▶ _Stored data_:

- Opening Delimiter -

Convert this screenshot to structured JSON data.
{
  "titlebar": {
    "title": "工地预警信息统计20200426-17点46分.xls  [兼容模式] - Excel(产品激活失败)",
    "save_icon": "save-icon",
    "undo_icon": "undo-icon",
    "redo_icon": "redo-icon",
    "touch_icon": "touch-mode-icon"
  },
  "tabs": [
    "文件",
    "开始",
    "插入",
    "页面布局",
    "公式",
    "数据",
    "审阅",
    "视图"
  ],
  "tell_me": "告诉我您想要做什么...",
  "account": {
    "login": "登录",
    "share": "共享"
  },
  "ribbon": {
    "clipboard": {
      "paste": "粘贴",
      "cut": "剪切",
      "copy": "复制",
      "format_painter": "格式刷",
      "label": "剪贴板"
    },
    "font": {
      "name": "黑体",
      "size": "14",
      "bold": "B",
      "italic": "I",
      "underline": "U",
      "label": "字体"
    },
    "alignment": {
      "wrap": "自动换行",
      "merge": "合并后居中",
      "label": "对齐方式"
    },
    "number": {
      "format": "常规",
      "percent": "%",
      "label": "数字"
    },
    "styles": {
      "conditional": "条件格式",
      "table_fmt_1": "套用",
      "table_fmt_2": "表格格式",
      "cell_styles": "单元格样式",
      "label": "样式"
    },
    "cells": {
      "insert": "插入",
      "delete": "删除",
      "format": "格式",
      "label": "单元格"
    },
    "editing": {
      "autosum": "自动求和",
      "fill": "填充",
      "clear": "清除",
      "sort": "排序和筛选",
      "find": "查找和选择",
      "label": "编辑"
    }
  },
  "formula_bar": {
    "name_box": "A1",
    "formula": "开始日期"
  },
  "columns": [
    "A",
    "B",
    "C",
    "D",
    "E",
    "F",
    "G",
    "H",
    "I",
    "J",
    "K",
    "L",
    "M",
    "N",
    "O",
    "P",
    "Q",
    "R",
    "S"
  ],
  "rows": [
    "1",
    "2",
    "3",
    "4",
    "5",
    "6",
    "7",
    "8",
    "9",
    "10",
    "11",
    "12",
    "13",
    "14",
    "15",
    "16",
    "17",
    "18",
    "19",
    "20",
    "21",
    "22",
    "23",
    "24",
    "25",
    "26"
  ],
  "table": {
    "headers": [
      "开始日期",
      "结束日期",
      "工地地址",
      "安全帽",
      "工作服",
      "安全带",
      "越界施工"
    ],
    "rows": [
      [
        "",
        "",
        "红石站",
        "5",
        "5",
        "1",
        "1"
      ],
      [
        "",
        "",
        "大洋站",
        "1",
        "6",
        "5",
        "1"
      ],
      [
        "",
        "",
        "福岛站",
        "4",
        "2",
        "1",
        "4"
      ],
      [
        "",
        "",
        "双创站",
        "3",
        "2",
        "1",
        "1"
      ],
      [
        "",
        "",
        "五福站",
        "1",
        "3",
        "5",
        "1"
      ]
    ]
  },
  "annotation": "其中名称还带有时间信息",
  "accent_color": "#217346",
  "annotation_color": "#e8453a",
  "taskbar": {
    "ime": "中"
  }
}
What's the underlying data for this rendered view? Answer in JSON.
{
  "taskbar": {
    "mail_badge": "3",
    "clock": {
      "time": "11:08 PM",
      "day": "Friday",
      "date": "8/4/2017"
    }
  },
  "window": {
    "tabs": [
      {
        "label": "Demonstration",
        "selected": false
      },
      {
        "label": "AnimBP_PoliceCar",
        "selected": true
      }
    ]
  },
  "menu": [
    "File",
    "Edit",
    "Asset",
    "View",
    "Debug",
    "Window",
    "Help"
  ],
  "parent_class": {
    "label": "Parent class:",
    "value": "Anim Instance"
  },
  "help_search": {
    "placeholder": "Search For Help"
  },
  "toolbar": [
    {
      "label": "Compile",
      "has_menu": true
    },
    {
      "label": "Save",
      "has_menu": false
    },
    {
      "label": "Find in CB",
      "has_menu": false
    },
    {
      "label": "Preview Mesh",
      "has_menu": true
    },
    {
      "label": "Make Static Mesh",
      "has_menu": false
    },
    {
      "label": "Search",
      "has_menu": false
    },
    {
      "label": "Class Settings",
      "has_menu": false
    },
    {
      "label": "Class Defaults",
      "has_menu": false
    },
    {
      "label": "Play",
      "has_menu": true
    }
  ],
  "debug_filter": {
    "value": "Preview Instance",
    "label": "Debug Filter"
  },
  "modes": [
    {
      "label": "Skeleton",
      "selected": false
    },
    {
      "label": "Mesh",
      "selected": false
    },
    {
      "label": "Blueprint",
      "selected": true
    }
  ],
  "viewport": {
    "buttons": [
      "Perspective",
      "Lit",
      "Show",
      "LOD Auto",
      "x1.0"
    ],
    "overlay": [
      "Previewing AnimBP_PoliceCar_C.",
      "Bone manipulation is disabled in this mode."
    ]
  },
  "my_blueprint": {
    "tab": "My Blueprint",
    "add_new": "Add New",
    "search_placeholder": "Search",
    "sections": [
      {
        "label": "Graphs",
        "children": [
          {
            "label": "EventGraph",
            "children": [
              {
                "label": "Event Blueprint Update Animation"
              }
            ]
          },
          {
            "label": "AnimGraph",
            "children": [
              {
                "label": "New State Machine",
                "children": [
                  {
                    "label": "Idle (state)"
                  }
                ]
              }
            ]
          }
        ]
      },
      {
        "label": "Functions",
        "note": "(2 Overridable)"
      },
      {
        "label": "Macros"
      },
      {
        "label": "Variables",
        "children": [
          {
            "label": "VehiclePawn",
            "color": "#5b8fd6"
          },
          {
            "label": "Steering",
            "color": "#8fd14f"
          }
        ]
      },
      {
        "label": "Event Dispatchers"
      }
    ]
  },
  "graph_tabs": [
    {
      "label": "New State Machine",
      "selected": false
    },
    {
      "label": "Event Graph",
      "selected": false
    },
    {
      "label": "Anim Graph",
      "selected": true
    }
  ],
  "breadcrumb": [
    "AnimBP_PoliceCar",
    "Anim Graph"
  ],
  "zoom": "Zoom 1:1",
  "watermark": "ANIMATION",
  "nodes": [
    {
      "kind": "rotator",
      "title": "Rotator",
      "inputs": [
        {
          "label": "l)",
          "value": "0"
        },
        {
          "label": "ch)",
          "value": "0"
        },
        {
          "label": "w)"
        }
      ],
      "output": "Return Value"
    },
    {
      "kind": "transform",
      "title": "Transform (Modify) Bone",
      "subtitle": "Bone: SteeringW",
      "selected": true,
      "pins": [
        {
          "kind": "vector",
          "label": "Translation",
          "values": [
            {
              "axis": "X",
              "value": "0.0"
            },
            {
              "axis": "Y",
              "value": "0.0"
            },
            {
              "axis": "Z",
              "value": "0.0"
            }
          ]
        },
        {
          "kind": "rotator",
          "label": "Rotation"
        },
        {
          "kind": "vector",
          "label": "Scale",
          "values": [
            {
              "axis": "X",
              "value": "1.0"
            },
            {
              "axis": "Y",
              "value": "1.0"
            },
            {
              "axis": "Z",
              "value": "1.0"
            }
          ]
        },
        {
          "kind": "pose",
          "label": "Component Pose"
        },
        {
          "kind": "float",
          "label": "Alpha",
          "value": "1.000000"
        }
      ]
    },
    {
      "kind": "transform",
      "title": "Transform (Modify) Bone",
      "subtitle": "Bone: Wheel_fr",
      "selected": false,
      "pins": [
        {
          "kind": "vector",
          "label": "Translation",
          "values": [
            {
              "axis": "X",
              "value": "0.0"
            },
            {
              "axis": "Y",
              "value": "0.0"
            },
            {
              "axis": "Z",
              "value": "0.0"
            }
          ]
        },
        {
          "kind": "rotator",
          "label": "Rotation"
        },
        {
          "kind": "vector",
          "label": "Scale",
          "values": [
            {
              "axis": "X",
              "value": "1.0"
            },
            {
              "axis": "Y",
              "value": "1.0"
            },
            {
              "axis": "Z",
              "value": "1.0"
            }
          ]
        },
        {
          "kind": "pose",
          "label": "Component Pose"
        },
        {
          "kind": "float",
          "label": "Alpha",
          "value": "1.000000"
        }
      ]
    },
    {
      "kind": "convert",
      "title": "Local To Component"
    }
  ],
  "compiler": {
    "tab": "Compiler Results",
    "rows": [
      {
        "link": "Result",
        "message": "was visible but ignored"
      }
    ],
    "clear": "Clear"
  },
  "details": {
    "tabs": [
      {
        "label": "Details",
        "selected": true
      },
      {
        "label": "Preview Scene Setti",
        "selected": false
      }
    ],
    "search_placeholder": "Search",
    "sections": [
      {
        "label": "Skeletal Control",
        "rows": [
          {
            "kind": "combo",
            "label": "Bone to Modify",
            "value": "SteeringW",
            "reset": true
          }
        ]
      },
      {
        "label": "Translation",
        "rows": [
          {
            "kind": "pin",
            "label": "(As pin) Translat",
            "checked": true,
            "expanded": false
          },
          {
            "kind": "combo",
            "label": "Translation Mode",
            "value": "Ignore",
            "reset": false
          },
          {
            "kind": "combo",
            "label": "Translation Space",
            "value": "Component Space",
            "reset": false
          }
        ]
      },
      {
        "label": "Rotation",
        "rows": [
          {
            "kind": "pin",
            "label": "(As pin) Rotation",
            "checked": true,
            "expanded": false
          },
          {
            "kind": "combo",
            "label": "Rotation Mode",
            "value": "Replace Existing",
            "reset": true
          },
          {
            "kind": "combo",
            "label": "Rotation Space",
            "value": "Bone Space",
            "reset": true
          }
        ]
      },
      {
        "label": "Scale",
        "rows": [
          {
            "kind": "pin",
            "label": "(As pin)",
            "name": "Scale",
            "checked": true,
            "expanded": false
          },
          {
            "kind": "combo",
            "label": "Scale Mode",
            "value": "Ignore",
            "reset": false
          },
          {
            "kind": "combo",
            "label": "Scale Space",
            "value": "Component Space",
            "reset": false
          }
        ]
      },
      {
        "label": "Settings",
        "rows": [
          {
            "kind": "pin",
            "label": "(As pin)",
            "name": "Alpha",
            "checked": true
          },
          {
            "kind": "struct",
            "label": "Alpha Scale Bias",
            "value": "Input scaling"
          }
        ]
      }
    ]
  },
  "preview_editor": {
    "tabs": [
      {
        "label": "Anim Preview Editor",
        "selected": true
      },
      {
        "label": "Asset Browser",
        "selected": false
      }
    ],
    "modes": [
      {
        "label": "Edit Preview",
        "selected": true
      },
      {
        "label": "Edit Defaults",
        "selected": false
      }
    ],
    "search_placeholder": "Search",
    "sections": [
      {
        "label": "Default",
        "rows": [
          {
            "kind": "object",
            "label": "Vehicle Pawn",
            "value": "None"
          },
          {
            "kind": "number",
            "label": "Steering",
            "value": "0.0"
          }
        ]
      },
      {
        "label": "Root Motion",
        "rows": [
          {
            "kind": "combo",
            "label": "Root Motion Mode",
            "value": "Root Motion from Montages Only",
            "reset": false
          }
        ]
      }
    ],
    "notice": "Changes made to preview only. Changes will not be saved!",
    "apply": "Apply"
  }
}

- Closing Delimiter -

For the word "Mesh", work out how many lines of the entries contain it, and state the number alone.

3